### [WHAT IS REQUIRED]
Below are some records. Count the lines with "arrow" in them and give nothing but the total.

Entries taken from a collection
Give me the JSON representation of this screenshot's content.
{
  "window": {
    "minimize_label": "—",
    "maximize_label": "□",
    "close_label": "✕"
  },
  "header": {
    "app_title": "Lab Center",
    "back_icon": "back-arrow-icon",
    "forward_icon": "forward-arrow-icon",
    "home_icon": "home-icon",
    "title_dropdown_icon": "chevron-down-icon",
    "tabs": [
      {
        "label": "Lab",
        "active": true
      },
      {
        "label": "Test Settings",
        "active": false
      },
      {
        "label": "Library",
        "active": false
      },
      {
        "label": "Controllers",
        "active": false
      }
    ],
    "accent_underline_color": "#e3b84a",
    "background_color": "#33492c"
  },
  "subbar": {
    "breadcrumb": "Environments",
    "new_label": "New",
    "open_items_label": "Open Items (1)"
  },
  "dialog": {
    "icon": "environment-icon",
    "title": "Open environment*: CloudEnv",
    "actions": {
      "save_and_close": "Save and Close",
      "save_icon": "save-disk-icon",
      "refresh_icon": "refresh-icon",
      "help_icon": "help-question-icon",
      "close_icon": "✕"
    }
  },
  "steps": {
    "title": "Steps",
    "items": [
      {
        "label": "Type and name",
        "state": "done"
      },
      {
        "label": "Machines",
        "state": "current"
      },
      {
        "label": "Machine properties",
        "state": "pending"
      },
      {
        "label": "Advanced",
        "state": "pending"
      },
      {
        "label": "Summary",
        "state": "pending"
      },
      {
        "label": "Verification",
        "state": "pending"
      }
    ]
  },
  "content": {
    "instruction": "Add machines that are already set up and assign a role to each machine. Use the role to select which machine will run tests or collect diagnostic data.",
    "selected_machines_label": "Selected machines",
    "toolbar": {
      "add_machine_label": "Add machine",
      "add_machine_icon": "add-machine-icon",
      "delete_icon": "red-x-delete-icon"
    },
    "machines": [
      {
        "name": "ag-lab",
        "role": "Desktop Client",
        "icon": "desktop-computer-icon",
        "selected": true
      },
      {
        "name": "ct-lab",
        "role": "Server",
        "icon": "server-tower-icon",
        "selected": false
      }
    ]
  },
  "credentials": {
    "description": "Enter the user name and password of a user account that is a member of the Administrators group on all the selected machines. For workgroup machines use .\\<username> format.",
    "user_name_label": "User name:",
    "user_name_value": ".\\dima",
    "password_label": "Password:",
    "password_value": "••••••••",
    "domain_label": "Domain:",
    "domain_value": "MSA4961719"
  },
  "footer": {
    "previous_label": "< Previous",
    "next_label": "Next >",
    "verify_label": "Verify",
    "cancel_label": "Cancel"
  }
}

### [SOLVED PROBLEM]
2